How many businesses there are in each country and what percentage of those could be classed as startups, taken from the most recent data available.
Sources include: Statcan.gc.ca | Statista | Icecube.asia | Gov.uk | tradingeconomics.com | oecd-ilibrary.org | yrittajat.fi | bizjournals.com | cbs.nl | german-way.com | fundsquire.ca | edb.gov.sg | investinaustria.at
How many government grants are available for businesses and how much they can claim
Sources include: mentorworks.ca | techinasia.com | entrepreneurhandbook | erionet.org | epfl.ch | accountantonline.ie | infofinland.fi | pmv.eu | tt.dtu.dk | uschamber.com science.co.il | verksamt.se | support.stripe.com | yecommunity.com | askwonder.com | gov.pl
Total GDP per country sourced via Wikipedia.
The latest patent data available sourced via WIPO.int

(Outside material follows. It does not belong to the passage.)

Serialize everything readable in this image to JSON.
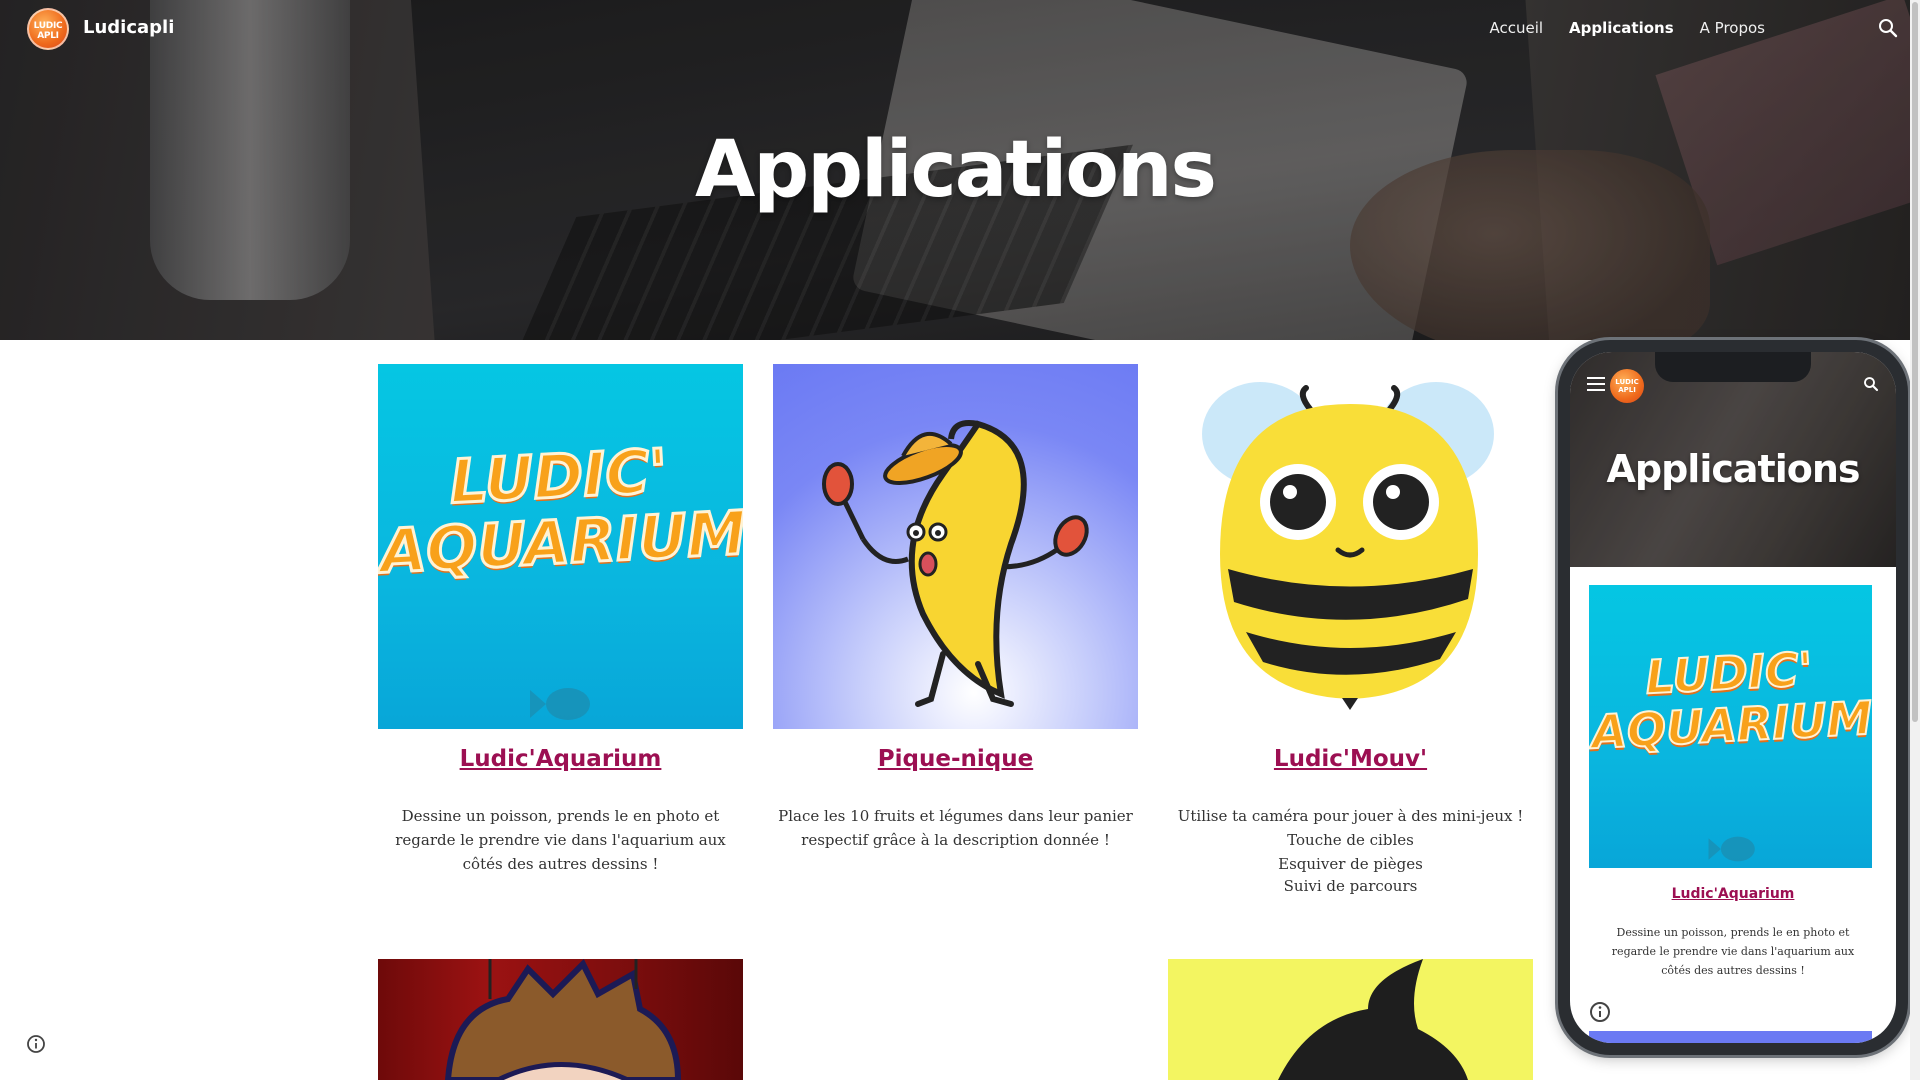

The countries included in the index are: Canada | South Korea | Singapore | United Kingdom | Austria | Switzerland | Ireland | Norway | Finland| Belgium | Denmark | United States | Israel | Sweden | Italy | France | Netherlands | Germany | Poland | Czech Republic
Please note: where full data was not available for Czech Republic, South Korea and Australia, they were omitted from the calculations but included where data was available.